[Task]: Repeat, exactly as they appear, the lines from the one with "What data populates" through the last line of the entries below, but none of the pictures.
Top of Extracted information
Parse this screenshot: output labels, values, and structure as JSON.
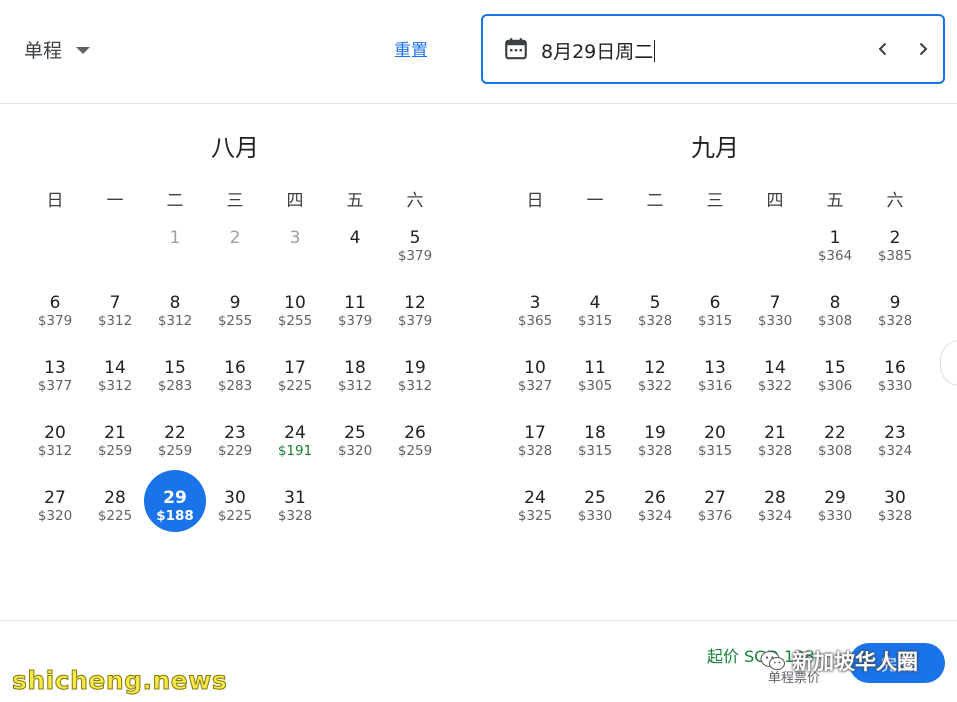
{
  "header": {
    "trip_type": "单程",
    "reset_label": "重置",
    "selected_date_text": "8月29日周二"
  },
  "weekdays": [
    "日",
    "一",
    "二",
    "三",
    "四",
    "五",
    "六"
  ],
  "months": [
    {
      "title": "八月",
      "first_weekday": 2,
      "days": [
        {
          "d": "1",
          "p": "",
          "state": "disabled"
        },
        {
          "d": "2",
          "p": "",
          "state": "disabled"
        },
        {
          "d": "3",
          "p": "",
          "state": "disabled"
        },
        {
          "d": "4",
          "p": ""
        },
        {
          "d": "5",
          "p": "$379"
        },
        {
          "d": "6",
          "p": "$379"
        },
        {
          "d": "7",
          "p": "$312"
        },
        {
          "d": "8",
          "p": "$312"
        },
        {
          "d": "9",
          "p": "$255"
        },
        {
          "d": "10",
          "p": "$255"
        },
        {
          "d": "11",
          "p": "$379"
        },
        {
          "d": "12",
          "p": "$379"
        },
        {
          "d": "13",
          "p": "$377"
        },
        {
          "d": "14",
          "p": "$312"
        },
        {
          "d": "15",
          "p": "$283"
        },
        {
          "d": "16",
          "p": "$283"
        },
        {
          "d": "17",
          "p": "$225"
        },
        {
          "d": "18",
          "p": "$312"
        },
        {
          "d": "19",
          "p": "$312"
        },
        {
          "d": "20",
          "p": "$312"
        },
        {
          "d": "21",
          "p": "$259"
        },
        {
          "d": "22",
          "p": "$259"
        },
        {
          "d": "23",
          "p": "$229"
        },
        {
          "d": "24",
          "p": "$191",
          "state": "cheap"
        },
        {
          "d": "25",
          "p": "$320"
        },
        {
          "d": "26",
          "p": "$259"
        },
        {
          "d": "27",
          "p": "$320"
        },
        {
          "d": "28",
          "p": "$225"
        },
        {
          "d": "29",
          "p": "$188",
          "state": "selected"
        },
        {
          "d": "30",
          "p": "$225"
        },
        {
          "d": "31",
          "p": "$328"
        }
      ]
    },
    {
      "title": "九月",
      "first_weekday": 5,
      "days": [
        {
          "d": "1",
          "p": "$364"
        },
        {
          "d": "2",
          "p": "$385"
        },
        {
          "d": "3",
          "p": "$365"
        },
        {
          "d": "4",
          "p": "$315"
        },
        {
          "d": "5",
          "p": "$328"
        },
        {
          "d": "6",
          "p": "$315"
        },
        {
          "d": "7",
          "p": "$330"
        },
        {
          "d": "8",
          "p": "$308"
        },
        {
          "d": "9",
          "p": "$328"
        },
        {
          "d": "10",
          "p": "$327"
        },
        {
          "d": "11",
          "p": "$305"
        },
        {
          "d": "12",
          "p": "$322"
        },
        {
          "d": "13",
          "p": "$316"
        },
        {
          "d": "14",
          "p": "$322"
        },
        {
          "d": "15",
          "p": "$306"
        },
        {
          "d": "16",
          "p": "$330"
        },
        {
          "d": "17",
          "p": "$328"
        },
        {
          "d": "18",
          "p": "$315"
        },
        {
          "d": "19",
          "p": "$328"
        },
        {
          "d": "20",
          "p": "$315"
        },
        {
          "d": "21",
          "p": "$328"
        },
        {
          "d": "22",
          "p": "$308"
        },
        {
          "d": "23",
          "p": "$324"
        },
        {
          "d": "24",
          "p": "$325"
        },
        {
          "d": "25",
          "p": "$330"
        },
        {
          "d": "26",
          "p": "$324"
        },
        {
          "d": "27",
          "p": "$376"
        },
        {
          "d": "28",
          "p": "$324"
        },
        {
          "d": "29",
          "p": "$330"
        },
        {
          "d": "30",
          "p": "$328"
        }
      ]
    }
  ],
  "footer": {
    "from_price": "起价 SGD 188",
    "from_price_sub": "单程票价",
    "done_label": "完成"
  },
  "watermarks": {
    "left": "shicheng.news",
    "right": "新加坡华人圈"
  },
  "colors": {
    "accent": "#1a73e8",
    "cheap_price": "#188038",
    "muted_text": "#5f6368"
  },
  "icons": {
    "date_field": "calendar-icon",
    "prev": "chevron-left-icon",
    "next": "chevron-right-icon",
    "trip_select": "caret-down-icon"
  }
}
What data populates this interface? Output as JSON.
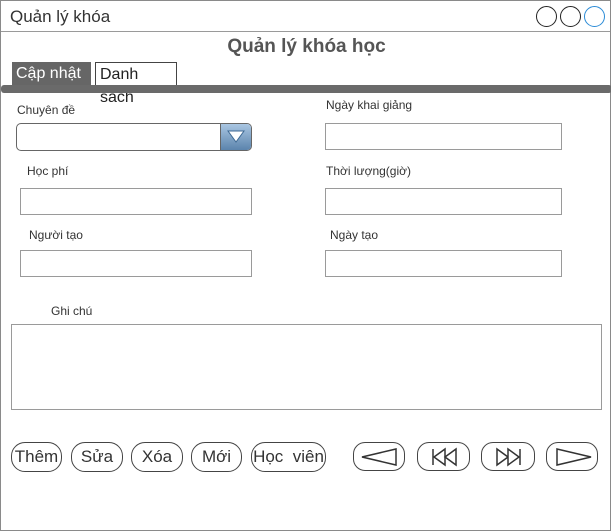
{
  "window": {
    "title": "Quản lý khóa"
  },
  "page": {
    "title": "Quản lý khóa học"
  },
  "tabs": [
    {
      "label": "Cập nhật",
      "active": true
    },
    {
      "label": "Danh sách",
      "active": false
    }
  ],
  "form": {
    "topic_label": "Chuyên đề",
    "topic_value": "",
    "start_date_label": "Ngày khai giảng",
    "start_date_value": "",
    "fee_label": "Học phí",
    "fee_value": "",
    "duration_label": "Thời lượng(giờ)",
    "duration_value": "",
    "creator_label": "Người tạo",
    "creator_value": "",
    "created_date_label": "Ngày tạo",
    "created_date_value": "",
    "notes_label": "Ghi chú",
    "notes_value": ""
  },
  "actions": {
    "add_label": "Thêm",
    "edit_label": "Sửa",
    "delete_label": "Xóa",
    "new_label": "Mới",
    "students_label": "Học  viên"
  },
  "navigation": {
    "first_icon": "first-record-icon",
    "prev_icon": "previous-record-icon",
    "next_icon": "next-record-icon",
    "last_icon": "last-record-icon"
  },
  "colors": {
    "tab_active_bg": "#666666",
    "accent_line": "#6a6a6a",
    "dropdown_gradient_top": "#a9c6e2",
    "dropdown_gradient_bottom": "#5b84ad"
  }
}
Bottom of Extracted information
[Exercise answer]:
What data populates this interface? Output as JSON.
{
  "window": {
    "title": "Quản lý khóa"
  },
  "page": {
    "title": "Quản lý khóa học"
  },
  "tabs": [
    {
      "label": "Cập nhật",
      "active": true
    },
    {
      "label": "Danh sách",
      "active": false
    }
  ],
  "form": {
    "topic_label": "Chuyên đề",
    "topic_value": "",
    "start_date_label": "Ngày khai giảng",
    "start_date_value": "",
    "fee_label": "Học phí",
    "fee_value": "",
    "duration_label": "Thời lượng(giờ)",
    "duration_value": "",
    "creator_label": "Người tạo",
    "creator_value": "",
    "created_date_label": "Ngày tạo",
    "created_date_value": "",
    "notes_label": "Ghi chú",
    "notes_value": ""
  },
  "actions": {
    "add_label": "Thêm",
    "edit_label": "Sửa",
    "delete_label": "Xóa",
    "new_label": "Mới",
    "students_label": "Học  viên"
  },
  "navigation": {
    "first_icon": "first-record-icon",
    "prev_icon": "previous-record-icon",
    "next_icon": "next-record-icon",
    "last_icon": "last-record-icon"
  },
  "colors": {
    "tab_active_bg": "#666666",
    "accent_line": "#6a6a6a",
    "dropdown_gradient_top": "#a9c6e2",
    "dropdown_gradient_bottom": "#5b84ad"
  }
}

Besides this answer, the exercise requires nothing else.